- Start dateOctober 1, 2017
- Runtime31 months
- ContactNathan Bowden
The ISRO project delivers a proof-of-principle of organic solvent nanofiltration-based solvent recovery for two cases.
The first case is an integration of OSN with the current distillation process at IOI Bunge Loders Croklaan, making distillation significantly less energy intensive. The second case is TUSTI, where OSN is used to recover spent high boiler solvent for direct reuse in the cleaning process, thereby bringing significant savings in transportation costs while also making the bio-diesel process more energy efficient.
Organic solvent nanofiltration (OSN) is an emerging technology that is recognized for its facilitation perspectives of recycling organic solvents in industrial processes. In the ongoing JIP project EEMBAR, it has been found through on site pilot trials that OSN has the potential to reduce the energy requirements of the distillation based acetone recovery process in place at IOI LC by 50%. Although a proof-of-principle using SolSep’ s spiral-wound elements was shown, the difference between small scale experiments in the lab and piloting was found to be larger than anticipated.
Scale-up challenges are assumed to arise from the specific nature of the vegetable oil as well as the relatively high oil concentrations the membrane should handle, and their impact on mass transfer. As there is a clear outlook that this concept can be optimized to a satisfactory solution in the industrial environment (TRL 7), specific developments in module design will be addressed.
To further demonstrate the viability of OSN for solvent recovery from edible oils and leverage the advancements in membrane/ module design, a second industrial process will be studied, i.e. the reuse of high boiler solvent from a cleaning solution in a plastics recycling process at TUSTI. The cleaning liquid and grease are now fed to a bio-diesel facility, where the cleaning liquid is purified and shipped back to TUSTI. In addition to polymeric OSN modules, advanced functionalized ceramic membranes will be made for the separation cases by VITO.
The result of the project is the proof-of-principle of OSN-based solvent recovery for both application cases, which will be studied through long term on site piloting on real industrial oil/ solvent mixtures at the industrial sites.
A successful integration of OSN with the current distillation process will make recovery of acetone at IOI LC significantly less energy intensive, while also offering the opportunity to debottleneck distillation in terms of capacity at lower costs and requiring a significantly smaller footprint compared to distillation.
For TUSTI, recovery of spent high boiler solvent by OSN would allow direct reuse in the cleaning process, bring significant savings in transportation costs while also making the bio-diesel process more efficient.
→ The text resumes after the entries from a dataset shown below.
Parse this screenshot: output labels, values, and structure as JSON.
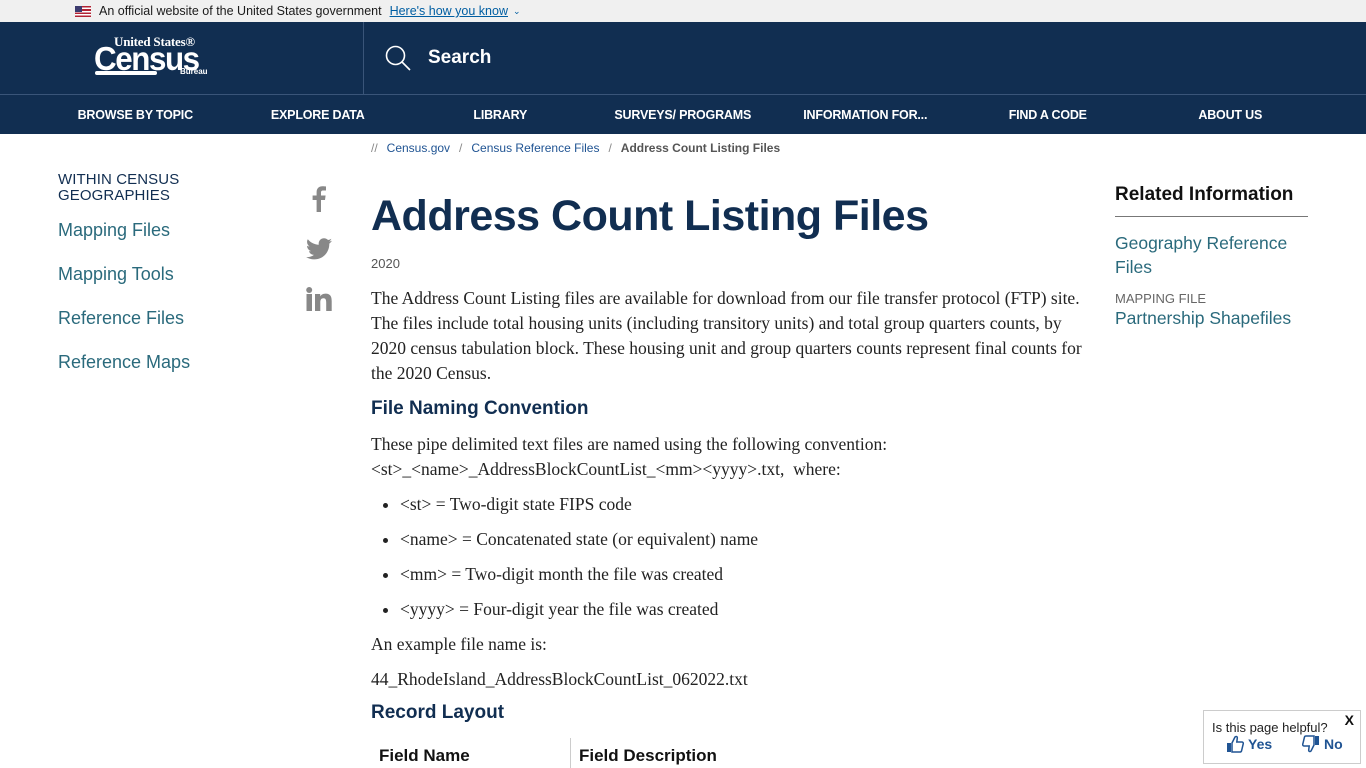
{
  "gov_banner": {
    "text": "An official website of the United States government",
    "link": "Here's how you know"
  },
  "logo": {
    "line1": "United States®",
    "line2": "Census",
    "line3": "Bureau"
  },
  "search": {
    "label": "Search"
  },
  "nav": {
    "items": [
      {
        "label": "BROWSE BY TOPIC"
      },
      {
        "label": "EXPLORE DATA"
      },
      {
        "label": "LIBRARY"
      },
      {
        "label": "SURVEYS/ PROGRAMS"
      },
      {
        "label": "INFORMATION FOR..."
      },
      {
        "label": "FIND A CODE"
      },
      {
        "label": "ABOUT US"
      }
    ]
  },
  "breadcrumb": {
    "prefix": "//",
    "items": [
      {
        "label": "Census.gov"
      },
      {
        "label": "Census Reference Files"
      },
      {
        "label": "Address Count Listing Files"
      }
    ]
  },
  "sidebar": {
    "title": "WITHIN CENSUS GEOGRAPHIES",
    "links": [
      {
        "label": "Mapping Files"
      },
      {
        "label": "Mapping Tools"
      },
      {
        "label": "Reference Files"
      },
      {
        "label": "Reference Maps"
      }
    ]
  },
  "social": {
    "icons": [
      "facebook-icon",
      "twitter-icon",
      "linkedin-icon"
    ]
  },
  "main": {
    "title": "Address Count Listing Files",
    "year": "2020",
    "intro": "The Address Count Listing files are available for download from our file transfer protocol (FTP) site. The files include total housing units (including transitory units) and total group quarters counts, by 2020 census tabulation block. These housing unit and group quarters counts represent final counts for the 2020 Census.",
    "naming_heading": "File Naming Convention",
    "naming_text_1": "These pipe delimited text files are named using the following convention:",
    "naming_text_2": "<st>_<name>_AddressBlockCountList_<mm><yyyy>.txt,  where:",
    "bullets": [
      "<st> = Two-digit state FIPS code",
      "<name> = Concatenated state (or equivalent) name",
      "<mm> = Two-digit month the file was created",
      "<yyyy> = Four-digit year the file was created"
    ],
    "example_label": "An example file name is:",
    "example_file": "44_RhodeIsland_AddressBlockCountList_062022.txt",
    "record_heading": "Record Layout",
    "table_headers": [
      "Field Name",
      "Field Description"
    ]
  },
  "related": {
    "title": "Related Information",
    "link1": "Geography Reference Files",
    "label2": "MAPPING FILE",
    "link2": "Partnership Shapefiles"
  },
  "feedback": {
    "question": "Is this page helpful?",
    "yes": "Yes",
    "no": "No",
    "close": "X"
  },
  "colors": {
    "header_bg": "#112e51",
    "link": "#2a6a7c",
    "title": "#112e51"
  }
}
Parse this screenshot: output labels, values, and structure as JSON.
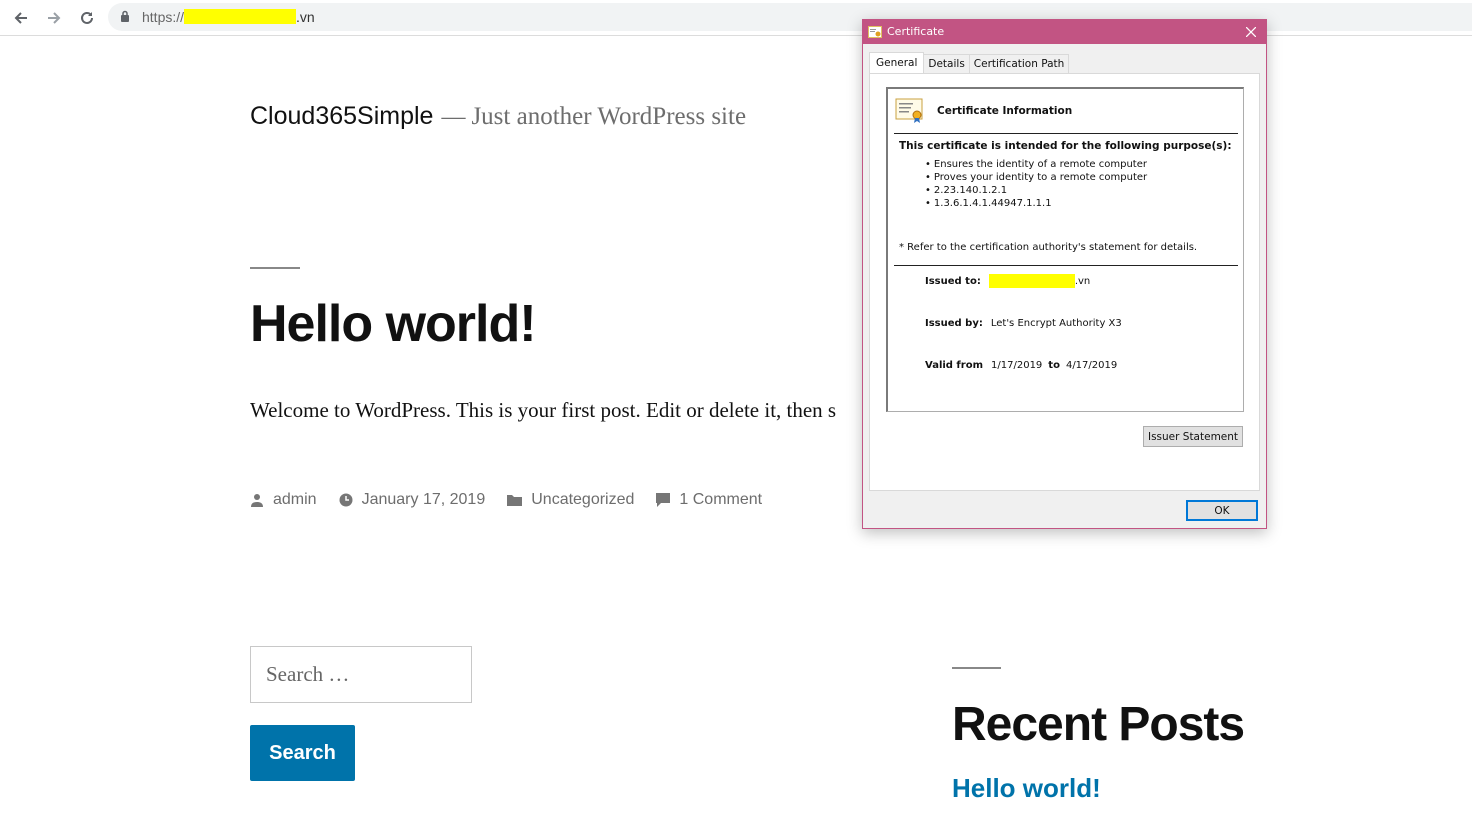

In addition to two end-users (IOI LC and TUSTI) and two membrane suppliers (SolSep and VITO), the multidisciplinary consortium further consists of MTSA and TU Eindhoven (process modeling, design, integration and costing) and ISPT (project management, dissemination and valorization), providing essential support for the technological work and the business cases.